Activity >> Everything in the records except the pictures needs to be printed again exactly.

Information provided >>
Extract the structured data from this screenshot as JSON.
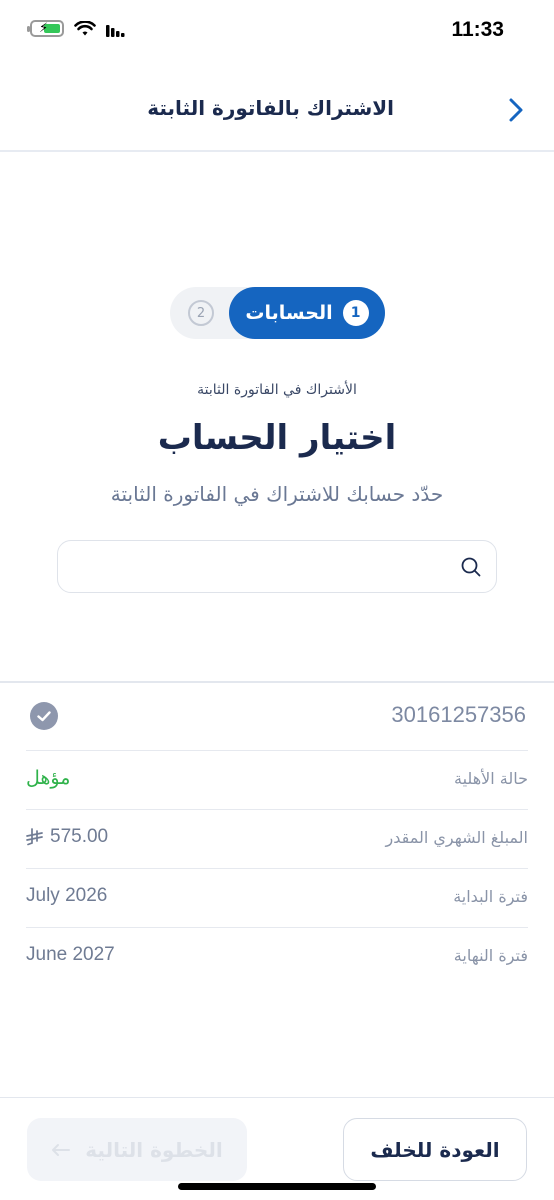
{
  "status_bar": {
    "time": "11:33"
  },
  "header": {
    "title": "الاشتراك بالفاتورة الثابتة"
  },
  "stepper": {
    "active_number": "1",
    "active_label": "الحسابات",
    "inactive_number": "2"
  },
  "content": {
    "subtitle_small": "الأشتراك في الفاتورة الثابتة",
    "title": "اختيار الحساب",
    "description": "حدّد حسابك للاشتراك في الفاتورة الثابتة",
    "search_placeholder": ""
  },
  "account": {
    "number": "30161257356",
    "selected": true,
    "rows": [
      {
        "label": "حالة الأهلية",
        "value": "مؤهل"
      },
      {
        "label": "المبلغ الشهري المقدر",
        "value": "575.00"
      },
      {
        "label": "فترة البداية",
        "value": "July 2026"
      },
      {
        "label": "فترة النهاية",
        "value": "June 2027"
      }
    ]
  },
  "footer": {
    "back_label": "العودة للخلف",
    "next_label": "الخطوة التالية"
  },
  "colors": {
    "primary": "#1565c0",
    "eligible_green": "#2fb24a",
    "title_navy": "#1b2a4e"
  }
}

Result of this exercise >>
Extract the structured data from this screenshot as JSON.
{
  "status_bar": {
    "time": "11:33"
  },
  "header": {
    "title": "الاشتراك بالفاتورة الثابتة"
  },
  "stepper": {
    "active_number": "1",
    "active_label": "الحسابات",
    "inactive_number": "2"
  },
  "content": {
    "subtitle_small": "الأشتراك في الفاتورة الثابتة",
    "title": "اختيار الحساب",
    "description": "حدّد حسابك للاشتراك في الفاتورة الثابتة",
    "search_placeholder": ""
  },
  "account": {
    "number": "30161257356",
    "selected": true,
    "rows": [
      {
        "label": "حالة الأهلية",
        "value": "مؤهل"
      },
      {
        "label": "المبلغ الشهري المقدر",
        "value": "575.00"
      },
      {
        "label": "فترة البداية",
        "value": "July 2026"
      },
      {
        "label": "فترة النهاية",
        "value": "June 2027"
      }
    ]
  },
  "footer": {
    "back_label": "العودة للخلف",
    "next_label": "الخطوة التالية"
  },
  "colors": {
    "primary": "#1565c0",
    "eligible_green": "#2fb24a",
    "title_navy": "#1b2a4e"
  }
}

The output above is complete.